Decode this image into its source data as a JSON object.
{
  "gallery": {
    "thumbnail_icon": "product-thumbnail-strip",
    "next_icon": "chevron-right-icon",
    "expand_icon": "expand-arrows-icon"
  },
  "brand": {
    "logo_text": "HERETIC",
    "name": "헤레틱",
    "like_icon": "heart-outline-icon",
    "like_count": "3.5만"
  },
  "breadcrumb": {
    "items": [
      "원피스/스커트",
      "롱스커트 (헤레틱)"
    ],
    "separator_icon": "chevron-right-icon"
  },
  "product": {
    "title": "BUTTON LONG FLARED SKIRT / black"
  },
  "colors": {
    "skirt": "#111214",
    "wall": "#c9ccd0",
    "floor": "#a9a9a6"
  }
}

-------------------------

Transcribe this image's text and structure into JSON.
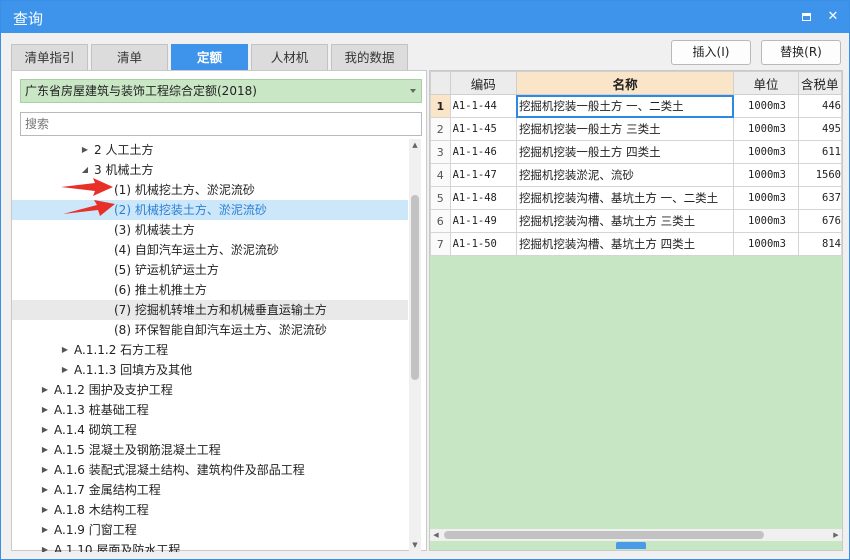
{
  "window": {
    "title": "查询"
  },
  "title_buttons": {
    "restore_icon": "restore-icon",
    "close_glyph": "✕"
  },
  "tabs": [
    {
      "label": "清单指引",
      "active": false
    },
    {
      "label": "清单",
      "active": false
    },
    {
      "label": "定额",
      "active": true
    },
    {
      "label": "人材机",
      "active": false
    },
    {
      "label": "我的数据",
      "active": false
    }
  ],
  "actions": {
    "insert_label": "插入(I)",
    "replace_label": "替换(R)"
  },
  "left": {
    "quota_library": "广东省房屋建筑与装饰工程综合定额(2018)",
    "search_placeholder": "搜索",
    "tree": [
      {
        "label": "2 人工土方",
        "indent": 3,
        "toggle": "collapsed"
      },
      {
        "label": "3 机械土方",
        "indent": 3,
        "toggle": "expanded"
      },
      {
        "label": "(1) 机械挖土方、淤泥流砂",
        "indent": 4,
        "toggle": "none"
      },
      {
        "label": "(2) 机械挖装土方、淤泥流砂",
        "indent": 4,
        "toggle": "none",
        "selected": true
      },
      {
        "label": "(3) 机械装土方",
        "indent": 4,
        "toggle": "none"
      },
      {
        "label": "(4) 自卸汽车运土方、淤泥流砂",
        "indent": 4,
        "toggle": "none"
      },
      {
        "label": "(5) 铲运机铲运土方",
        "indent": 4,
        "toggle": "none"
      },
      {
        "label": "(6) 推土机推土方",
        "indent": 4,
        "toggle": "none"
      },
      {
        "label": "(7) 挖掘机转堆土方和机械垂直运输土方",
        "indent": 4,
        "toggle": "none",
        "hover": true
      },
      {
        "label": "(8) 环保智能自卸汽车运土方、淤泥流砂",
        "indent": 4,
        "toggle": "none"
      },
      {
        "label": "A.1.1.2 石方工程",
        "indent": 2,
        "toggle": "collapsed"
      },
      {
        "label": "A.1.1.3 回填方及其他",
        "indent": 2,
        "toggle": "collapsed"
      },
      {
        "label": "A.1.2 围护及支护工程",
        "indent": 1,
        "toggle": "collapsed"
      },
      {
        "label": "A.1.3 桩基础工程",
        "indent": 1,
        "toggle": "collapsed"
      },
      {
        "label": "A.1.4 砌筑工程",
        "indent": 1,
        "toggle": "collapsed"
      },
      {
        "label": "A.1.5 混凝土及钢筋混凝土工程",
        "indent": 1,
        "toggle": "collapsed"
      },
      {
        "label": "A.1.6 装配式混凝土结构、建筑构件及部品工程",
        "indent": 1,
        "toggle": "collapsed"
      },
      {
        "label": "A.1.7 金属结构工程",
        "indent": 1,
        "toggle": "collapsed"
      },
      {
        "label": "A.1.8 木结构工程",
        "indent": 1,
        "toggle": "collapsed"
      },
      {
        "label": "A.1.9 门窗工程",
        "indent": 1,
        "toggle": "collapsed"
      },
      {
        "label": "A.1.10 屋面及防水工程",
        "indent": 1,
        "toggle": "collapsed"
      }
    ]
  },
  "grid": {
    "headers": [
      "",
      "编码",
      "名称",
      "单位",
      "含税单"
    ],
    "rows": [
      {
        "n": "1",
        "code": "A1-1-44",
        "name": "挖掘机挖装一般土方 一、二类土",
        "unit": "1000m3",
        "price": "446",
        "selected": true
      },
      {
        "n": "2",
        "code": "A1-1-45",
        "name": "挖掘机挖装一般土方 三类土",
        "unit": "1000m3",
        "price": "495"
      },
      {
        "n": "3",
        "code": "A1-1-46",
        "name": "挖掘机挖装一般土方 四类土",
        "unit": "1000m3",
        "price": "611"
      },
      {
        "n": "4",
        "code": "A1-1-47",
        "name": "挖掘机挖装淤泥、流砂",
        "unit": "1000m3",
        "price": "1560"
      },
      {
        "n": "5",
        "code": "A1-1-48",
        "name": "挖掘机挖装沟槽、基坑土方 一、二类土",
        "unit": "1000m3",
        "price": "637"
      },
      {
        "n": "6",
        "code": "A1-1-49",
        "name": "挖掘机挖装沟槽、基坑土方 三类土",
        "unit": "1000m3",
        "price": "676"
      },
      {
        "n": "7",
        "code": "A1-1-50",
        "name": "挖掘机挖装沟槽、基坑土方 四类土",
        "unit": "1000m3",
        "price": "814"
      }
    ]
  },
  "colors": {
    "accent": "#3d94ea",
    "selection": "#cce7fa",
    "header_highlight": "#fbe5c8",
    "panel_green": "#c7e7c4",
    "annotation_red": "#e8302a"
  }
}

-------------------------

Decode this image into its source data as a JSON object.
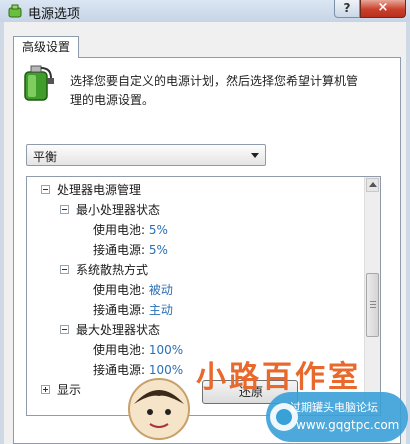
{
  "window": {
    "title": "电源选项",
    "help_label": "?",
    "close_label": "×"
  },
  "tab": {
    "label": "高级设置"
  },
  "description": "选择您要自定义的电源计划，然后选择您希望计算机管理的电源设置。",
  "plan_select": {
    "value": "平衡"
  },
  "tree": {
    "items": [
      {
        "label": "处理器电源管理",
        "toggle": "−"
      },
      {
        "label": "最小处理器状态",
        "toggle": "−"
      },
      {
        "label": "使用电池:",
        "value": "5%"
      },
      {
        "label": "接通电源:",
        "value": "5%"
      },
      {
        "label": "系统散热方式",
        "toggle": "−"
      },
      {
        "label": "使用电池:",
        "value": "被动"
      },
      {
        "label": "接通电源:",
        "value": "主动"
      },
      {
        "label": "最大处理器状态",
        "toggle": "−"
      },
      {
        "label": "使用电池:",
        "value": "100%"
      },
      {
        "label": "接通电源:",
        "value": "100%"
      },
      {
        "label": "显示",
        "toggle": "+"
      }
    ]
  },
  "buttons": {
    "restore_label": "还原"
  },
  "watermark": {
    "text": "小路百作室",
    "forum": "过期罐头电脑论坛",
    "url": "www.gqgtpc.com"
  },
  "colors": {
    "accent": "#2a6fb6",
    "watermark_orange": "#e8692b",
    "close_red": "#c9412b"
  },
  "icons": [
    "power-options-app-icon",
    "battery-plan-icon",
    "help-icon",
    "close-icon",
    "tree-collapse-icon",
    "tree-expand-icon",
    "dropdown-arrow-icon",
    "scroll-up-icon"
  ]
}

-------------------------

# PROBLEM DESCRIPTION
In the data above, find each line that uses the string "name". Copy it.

# ANSWER SECTION
    "name": "헤레틱",
        "name": "挖掘机挖装一般土方 一、二类土",
        "name": "挖掘机挖装一般土方 三类土",
        "name": "挖掘机挖装一般土方 四类土",
        "name": "挖掘机挖装淤泥、流砂",
        "name": "挖掘机挖装沟槽、基坑土方 一、二类土",
        "name": "挖掘机挖装沟槽、基坑土方 三类土",
        "name": "挖掘机挖装沟槽、基坑土方 四类土",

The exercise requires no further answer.